At 12-years-old, Craig had travelled to India hoping to learn about child labour firsthand in order to add more weight to his campaigns back home with Free The Children. But, as he wound along the gravel roads with Hindi music blaring overhead and chickens and goats crammed among dozing passengers, it seemed impossible to find the enlightenment most travel to India to find.
Luckily, Craig had his mentor – Alam Rahman.
Alam was a 25-year-old family friend who acted as a chaperon on Craig's trip. More than that, he was Craig's Yoda (or his Obi-Wan Kenobi, depending on your personal preference for best movie mentor).
Alam was a fascinating person with a minimalist style of living, an interest in Eastern philosophy and a passion for social justice. As he travelled with the then 12-year-old Craig – who had become interested in child-labour and human-rights issues – Alam used those long bus rides to hone his teaching skills.
Learning life lessons on a dusty bus
It was on one 13-hour trip that Alam put on his best Yoda and asked Craig "Why do you think I don't have a TV?"
As Craig pondered the question, he didn't expect the answer to have an impact beyond stifling his boredom. That's the mark of a great mentor: Not only are they people to look up to, but the lessons they teach usually last a lifetime. Whether it's the coach who presses a player through push-ups or a teacher who thinks beyond the textbook, they will undoubtedly be a positive influence.
Craig offered up dozens of guesses to Alam's question. Maybe Alam didn't have a TV because he didn't like the shows. Perhaps he couldn't afford it. But the answer came back "No" each time. As Craig's attention waned and his focus turned back to the lack of barriers along the steep road, Alam kept pushing Craig to think deeper.
"I don't have a TV because I don't need one," Alam finally revealed.
Page 1 of 2 – Learn how you can find the perfect mentor for your child, plus discover other sources of inspiration for your children on page 2.This exchange became representative of conversations that passed between them over their two months of travelling. On top of discussing material possessions and how they didn't really lead to happiness, the two talked about other things as well.
To outside observers, they probably seemed like an odd match: Alam would muse about marriage, while Craig thought about dating for the first time; as Alam voiced his concerns about returning to Canada to find a job after university, Craig expressed his nervousness about starting high school.
The two may have been at very different stages in their lives but this was essential to their mentor-protégé relationship. Alam came into his own as he learned to teach while Craig was provided with a window to life's upcoming questions. Despite their age difference, Craig and Alam developed a friendship.
Looking to family
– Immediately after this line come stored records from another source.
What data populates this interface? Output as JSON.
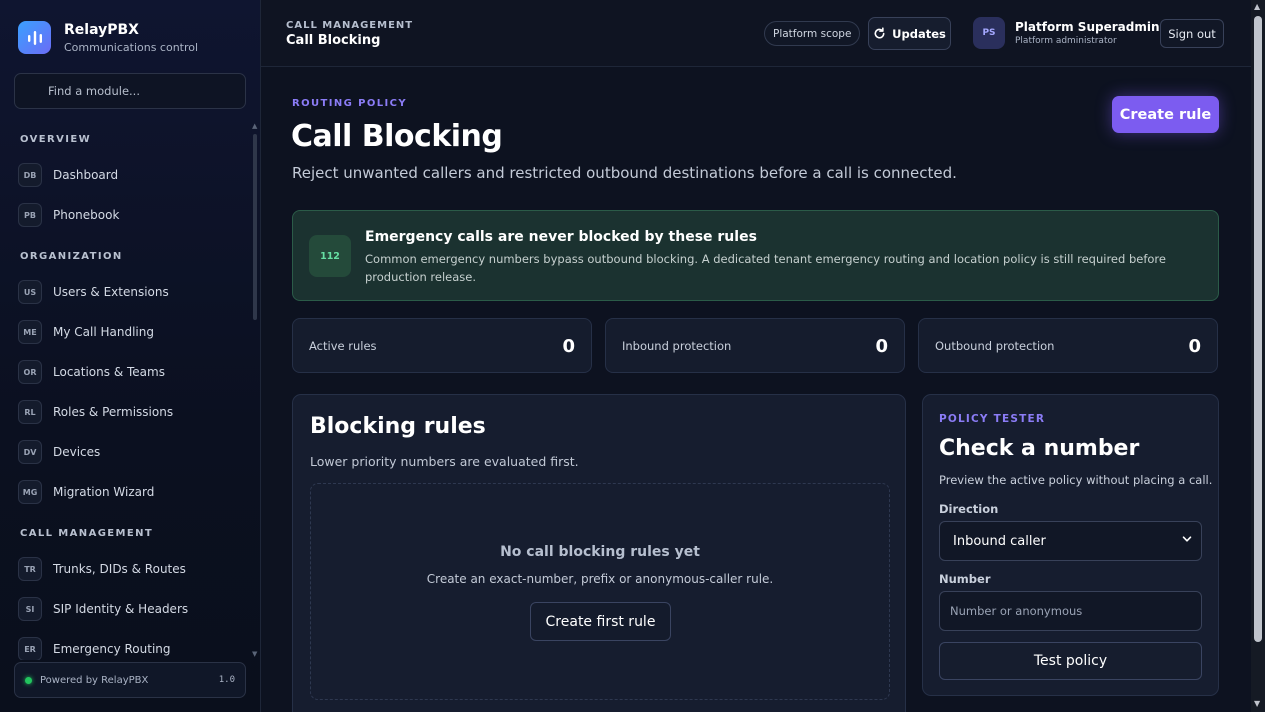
{
  "brand": {
    "name": "RelayPBX",
    "subtitle": "Communications control"
  },
  "sidebar": {
    "search_placeholder": "Find a module...",
    "sections": [
      {
        "title": "OVERVIEW",
        "items": [
          {
            "code": "DB",
            "label": "Dashboard"
          },
          {
            "code": "PB",
            "label": "Phonebook"
          }
        ]
      },
      {
        "title": "ORGANIZATION",
        "items": [
          {
            "code": "US",
            "label": "Users & Extensions"
          },
          {
            "code": "ME",
            "label": "My Call Handling"
          },
          {
            "code": "OR",
            "label": "Locations & Teams"
          },
          {
            "code": "RL",
            "label": "Roles & Permissions"
          },
          {
            "code": "DV",
            "label": "Devices"
          },
          {
            "code": "MG",
            "label": "Migration Wizard"
          }
        ]
      },
      {
        "title": "CALL MANAGEMENT",
        "items": [
          {
            "code": "TR",
            "label": "Trunks, DIDs & Routes"
          },
          {
            "code": "SI",
            "label": "SIP Identity & Headers"
          },
          {
            "code": "ER",
            "label": "Emergency Routing"
          }
        ]
      }
    ],
    "powered": "Powered by RelayPBX",
    "version": "1.0",
    "status_color": "#22c55e"
  },
  "topbar": {
    "section": "CALL MANAGEMENT",
    "title": "Call Blocking",
    "scope": "Platform scope",
    "updates": "Updates",
    "avatar": "PS",
    "user_name": "Platform Superadmin",
    "user_role": "Platform administrator",
    "sign_out": "Sign out"
  },
  "page": {
    "eyebrow": "ROUTING POLICY",
    "title": "Call Blocking",
    "subtitle": "Reject unwanted callers and restricted outbound destinations before a call is connected.",
    "create_rule": "Create rule",
    "accent": "#7c5cf0"
  },
  "emergency": {
    "badge": "112",
    "title": "Emergency calls are never blocked by these rules",
    "text": "Common emergency numbers bypass outbound blocking. A dedicated tenant emergency routing and location policy is still required before production release."
  },
  "stats": [
    {
      "label": "Active rules",
      "value": "0"
    },
    {
      "label": "Inbound protection",
      "value": "0"
    },
    {
      "label": "Outbound protection",
      "value": "0"
    }
  ],
  "rules": {
    "title": "Blocking rules",
    "subtitle": "Lower priority numbers are evaluated first.",
    "empty_title": "No call blocking rules yet",
    "empty_text": "Create an exact-number, prefix or anonymous-caller rule.",
    "create_first": "Create first rule"
  },
  "tester": {
    "eyebrow": "POLICY TESTER",
    "title": "Check a number",
    "subtitle": "Preview the active policy without placing a call.",
    "direction_label": "Direction",
    "direction_value": "Inbound caller",
    "number_label": "Number",
    "number_placeholder": "Number or anonymous",
    "test_button": "Test policy"
  }
}
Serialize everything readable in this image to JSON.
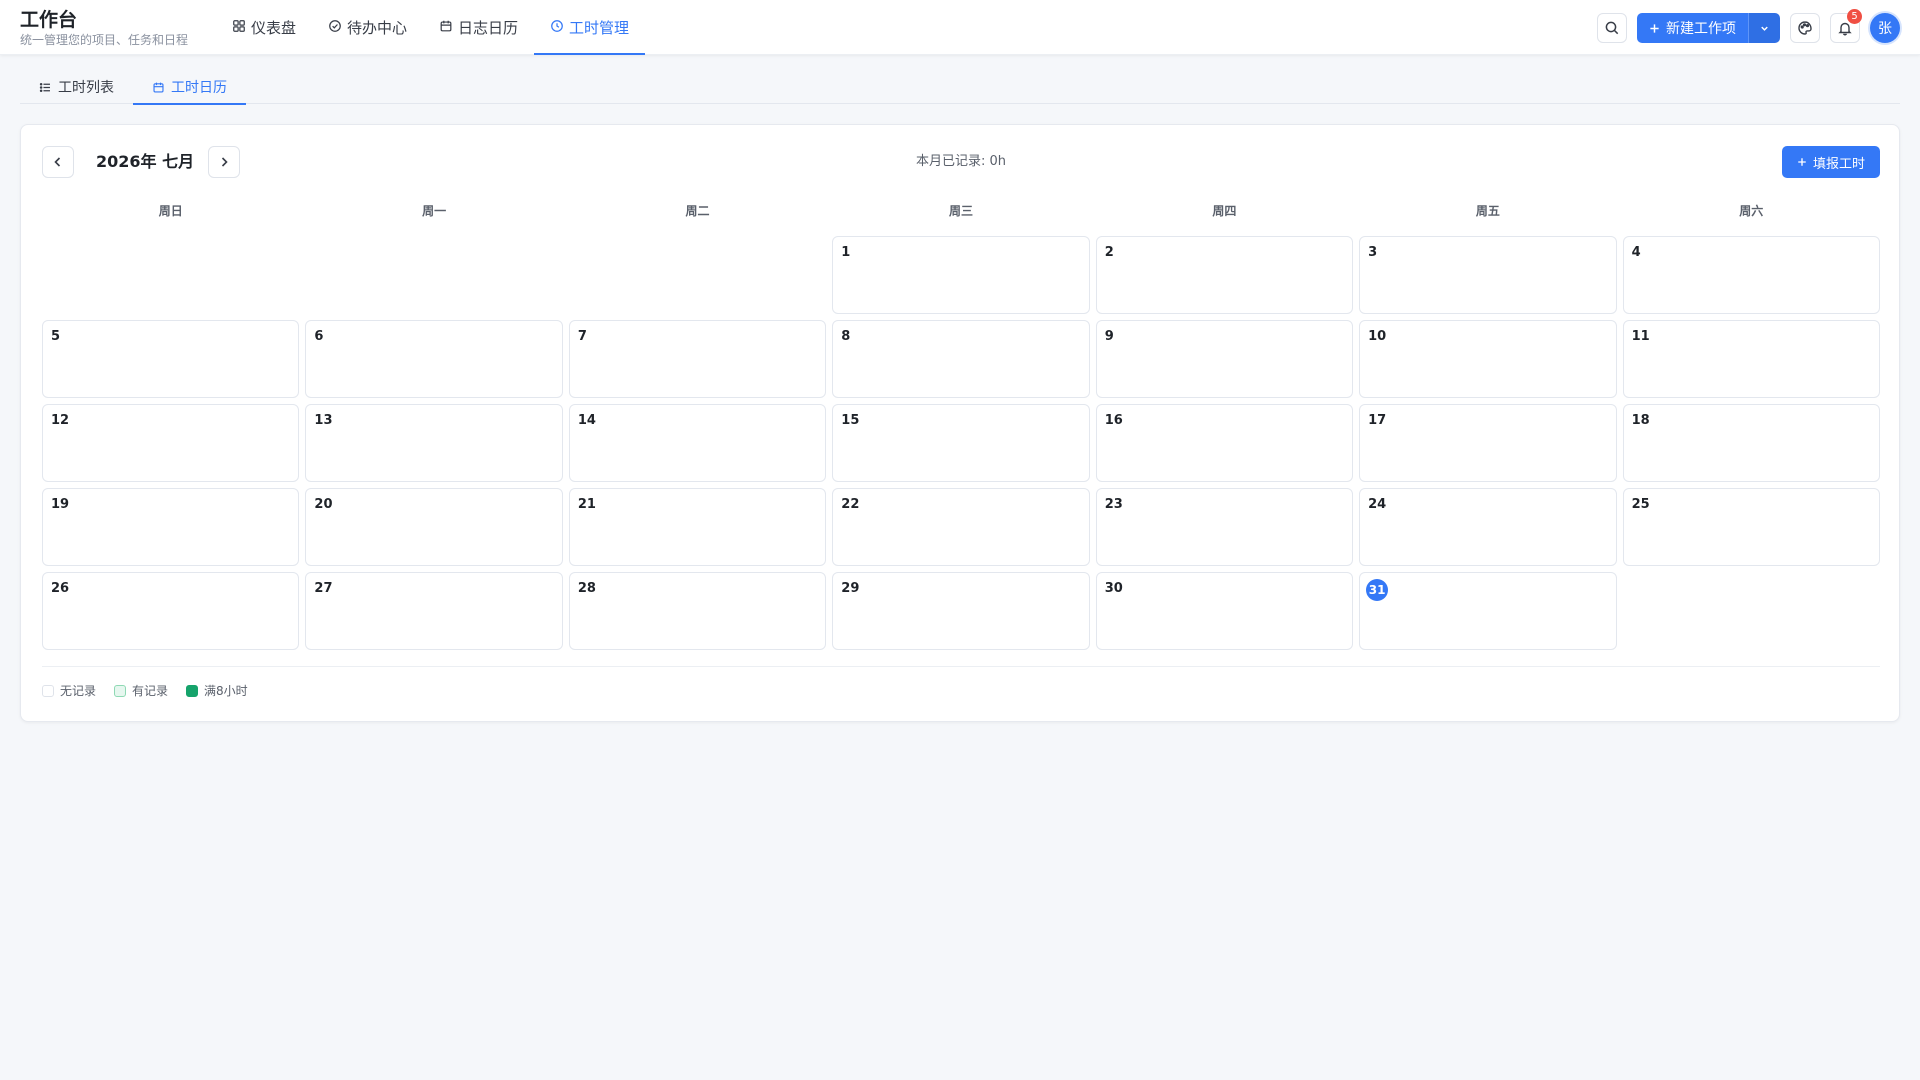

Mentors will often come in the form of older siblings or cousins. But, as families get smaller and more spread out, there are fewer opportunities for young people to find them. This can be a lost opportunity for young people to have conversations they cannot have with parents.
As problems come up, moms and dads tend to see their little miracles through the overprotective lens of a parent. But, by signing your kids up for activities with would-be mentors, finding babysitters and tutors with great attitudes or contacting organizations that pair kids with adults, parents can seek out mentors to listen and understand from an unbiased perspective.
When Craig's two-month trip came to an end, he and Alam parted ways. It wasn't planned that way, but their firsthand experiences witnessing the realities of child labour had changed each of them. Alam decided to stay in Asia to work on the ground with child labourers, while Craig returned home to Canada to tell others about what he had seen.
They both continued to work in the same field, just doing it different ways. But, in true mentor-protégé fashion, the younger always grows and moves forward with their goals. Hopefully, protégés one day become mentors themselves, paying forward the wisdom imparted on them.
Oh, and Craig waited other 12 years to buy a TV. He swears it's just for the news.
Tips for parents
1. Look for help. You can help your children find mentors by looking to coaches, teachers, faith leaders, even a trusted teen or friend for support. Try signing them up for after-school activities or seeking out babysitters and tutors who are leaders in their schools and communities.
2. Say thank you. Go out of your way to thank the person your child looks up to for the difference they are making in their lives.
3. Become a mentor yourself. The best way to say thanks to a mentor in your life is the pay the advice forward to a child who needs some guidance. By joining an organization such as Big Brothers and Big Sisters or Scouts, or by reaching out to a young person who shows potential, you can act as a teacher and guide.
Page 2 of 2 – Read the compelling tale of a young man and his inspiring mentor on page 1.